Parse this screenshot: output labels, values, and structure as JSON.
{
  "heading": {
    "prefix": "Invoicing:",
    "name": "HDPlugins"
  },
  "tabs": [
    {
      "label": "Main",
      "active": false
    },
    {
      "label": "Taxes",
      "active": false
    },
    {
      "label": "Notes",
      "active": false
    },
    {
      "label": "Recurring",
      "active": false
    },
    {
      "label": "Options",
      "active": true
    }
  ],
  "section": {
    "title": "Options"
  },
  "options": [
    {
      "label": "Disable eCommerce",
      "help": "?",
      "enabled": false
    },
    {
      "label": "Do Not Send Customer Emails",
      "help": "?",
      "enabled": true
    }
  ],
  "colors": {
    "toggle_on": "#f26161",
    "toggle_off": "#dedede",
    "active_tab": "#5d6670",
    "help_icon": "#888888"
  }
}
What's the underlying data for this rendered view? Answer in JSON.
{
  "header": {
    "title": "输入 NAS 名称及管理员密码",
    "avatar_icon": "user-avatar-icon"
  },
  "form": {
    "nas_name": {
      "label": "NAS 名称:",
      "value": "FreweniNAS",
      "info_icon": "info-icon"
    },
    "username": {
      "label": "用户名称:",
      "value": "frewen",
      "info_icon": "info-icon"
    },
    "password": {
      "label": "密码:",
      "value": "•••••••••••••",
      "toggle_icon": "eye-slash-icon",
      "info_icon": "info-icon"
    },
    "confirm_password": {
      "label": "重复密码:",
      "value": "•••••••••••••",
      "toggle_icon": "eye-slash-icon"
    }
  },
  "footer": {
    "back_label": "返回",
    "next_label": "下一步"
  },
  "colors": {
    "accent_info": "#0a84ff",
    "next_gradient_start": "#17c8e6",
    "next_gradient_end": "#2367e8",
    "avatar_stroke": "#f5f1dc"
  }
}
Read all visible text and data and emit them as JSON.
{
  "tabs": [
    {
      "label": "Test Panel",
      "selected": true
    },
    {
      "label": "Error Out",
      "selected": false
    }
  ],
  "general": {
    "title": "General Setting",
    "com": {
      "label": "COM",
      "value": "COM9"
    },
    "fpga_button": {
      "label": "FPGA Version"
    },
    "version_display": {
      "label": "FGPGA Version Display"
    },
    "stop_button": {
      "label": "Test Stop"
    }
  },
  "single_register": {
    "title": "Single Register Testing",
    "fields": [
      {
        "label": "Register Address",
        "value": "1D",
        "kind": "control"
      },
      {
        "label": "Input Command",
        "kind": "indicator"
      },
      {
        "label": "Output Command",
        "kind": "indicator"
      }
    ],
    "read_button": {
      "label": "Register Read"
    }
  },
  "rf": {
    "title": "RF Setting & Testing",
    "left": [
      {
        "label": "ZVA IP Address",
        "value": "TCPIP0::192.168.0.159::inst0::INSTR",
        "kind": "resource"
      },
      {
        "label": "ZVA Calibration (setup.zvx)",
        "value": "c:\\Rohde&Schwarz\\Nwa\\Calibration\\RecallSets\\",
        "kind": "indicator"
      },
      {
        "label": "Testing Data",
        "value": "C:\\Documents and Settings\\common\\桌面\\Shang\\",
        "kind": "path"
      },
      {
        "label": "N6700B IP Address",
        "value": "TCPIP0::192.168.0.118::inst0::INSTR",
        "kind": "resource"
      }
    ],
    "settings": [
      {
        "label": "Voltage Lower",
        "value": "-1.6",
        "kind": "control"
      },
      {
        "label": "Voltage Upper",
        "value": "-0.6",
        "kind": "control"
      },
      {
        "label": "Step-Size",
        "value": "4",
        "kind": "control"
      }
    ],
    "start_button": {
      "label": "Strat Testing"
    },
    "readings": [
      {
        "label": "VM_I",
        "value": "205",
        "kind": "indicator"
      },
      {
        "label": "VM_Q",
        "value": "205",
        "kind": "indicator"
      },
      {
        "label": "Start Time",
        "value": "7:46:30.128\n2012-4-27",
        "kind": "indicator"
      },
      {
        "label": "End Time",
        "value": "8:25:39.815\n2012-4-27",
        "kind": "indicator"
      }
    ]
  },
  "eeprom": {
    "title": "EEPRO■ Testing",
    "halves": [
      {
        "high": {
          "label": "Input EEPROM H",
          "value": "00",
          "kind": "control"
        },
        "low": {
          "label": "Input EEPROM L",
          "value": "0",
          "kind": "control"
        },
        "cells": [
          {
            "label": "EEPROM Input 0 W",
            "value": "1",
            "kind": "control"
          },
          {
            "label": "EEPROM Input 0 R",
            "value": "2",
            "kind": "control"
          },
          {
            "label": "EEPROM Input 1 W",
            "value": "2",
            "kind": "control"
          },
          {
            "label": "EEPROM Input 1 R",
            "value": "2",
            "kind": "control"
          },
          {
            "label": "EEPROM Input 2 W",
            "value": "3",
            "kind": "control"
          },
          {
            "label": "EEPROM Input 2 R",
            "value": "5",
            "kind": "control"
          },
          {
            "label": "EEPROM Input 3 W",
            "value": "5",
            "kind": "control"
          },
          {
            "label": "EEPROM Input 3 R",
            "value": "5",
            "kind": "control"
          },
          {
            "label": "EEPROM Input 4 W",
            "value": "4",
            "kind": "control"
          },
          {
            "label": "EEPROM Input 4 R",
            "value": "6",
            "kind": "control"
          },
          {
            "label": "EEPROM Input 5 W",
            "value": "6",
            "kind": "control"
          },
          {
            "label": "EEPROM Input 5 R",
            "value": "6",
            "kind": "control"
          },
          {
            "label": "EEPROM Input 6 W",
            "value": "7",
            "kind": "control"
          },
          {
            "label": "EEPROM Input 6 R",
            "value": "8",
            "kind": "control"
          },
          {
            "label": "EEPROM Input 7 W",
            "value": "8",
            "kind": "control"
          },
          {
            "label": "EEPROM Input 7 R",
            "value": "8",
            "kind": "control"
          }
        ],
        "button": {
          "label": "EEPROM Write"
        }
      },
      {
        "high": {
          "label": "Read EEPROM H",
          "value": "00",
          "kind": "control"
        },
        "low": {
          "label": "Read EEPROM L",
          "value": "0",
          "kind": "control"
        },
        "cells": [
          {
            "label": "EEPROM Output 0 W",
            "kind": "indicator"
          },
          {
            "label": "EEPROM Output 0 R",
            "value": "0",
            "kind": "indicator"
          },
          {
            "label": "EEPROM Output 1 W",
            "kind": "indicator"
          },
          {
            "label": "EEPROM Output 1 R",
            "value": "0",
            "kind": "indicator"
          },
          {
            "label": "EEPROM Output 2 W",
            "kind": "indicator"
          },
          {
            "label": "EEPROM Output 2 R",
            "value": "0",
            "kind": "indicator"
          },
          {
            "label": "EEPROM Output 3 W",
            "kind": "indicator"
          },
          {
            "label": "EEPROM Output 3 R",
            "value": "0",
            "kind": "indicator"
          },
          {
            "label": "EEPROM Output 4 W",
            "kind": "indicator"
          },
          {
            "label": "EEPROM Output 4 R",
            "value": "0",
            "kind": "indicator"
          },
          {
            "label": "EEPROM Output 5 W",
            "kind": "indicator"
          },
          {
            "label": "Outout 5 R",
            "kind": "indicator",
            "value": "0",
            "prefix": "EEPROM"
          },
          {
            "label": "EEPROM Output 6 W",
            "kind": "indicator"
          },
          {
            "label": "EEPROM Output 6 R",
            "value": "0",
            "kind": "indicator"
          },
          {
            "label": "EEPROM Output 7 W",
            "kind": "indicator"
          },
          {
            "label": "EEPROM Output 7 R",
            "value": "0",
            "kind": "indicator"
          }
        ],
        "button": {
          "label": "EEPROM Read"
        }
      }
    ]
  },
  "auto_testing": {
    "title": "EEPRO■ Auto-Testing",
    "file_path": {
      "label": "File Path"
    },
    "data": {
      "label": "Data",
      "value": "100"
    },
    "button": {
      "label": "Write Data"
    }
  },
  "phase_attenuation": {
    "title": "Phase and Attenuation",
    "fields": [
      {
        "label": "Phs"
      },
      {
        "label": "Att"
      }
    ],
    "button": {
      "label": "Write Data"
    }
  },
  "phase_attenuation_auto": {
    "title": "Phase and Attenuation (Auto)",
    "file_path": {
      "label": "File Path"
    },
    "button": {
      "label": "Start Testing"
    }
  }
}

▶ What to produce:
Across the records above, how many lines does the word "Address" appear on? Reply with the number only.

▶ Response below:
3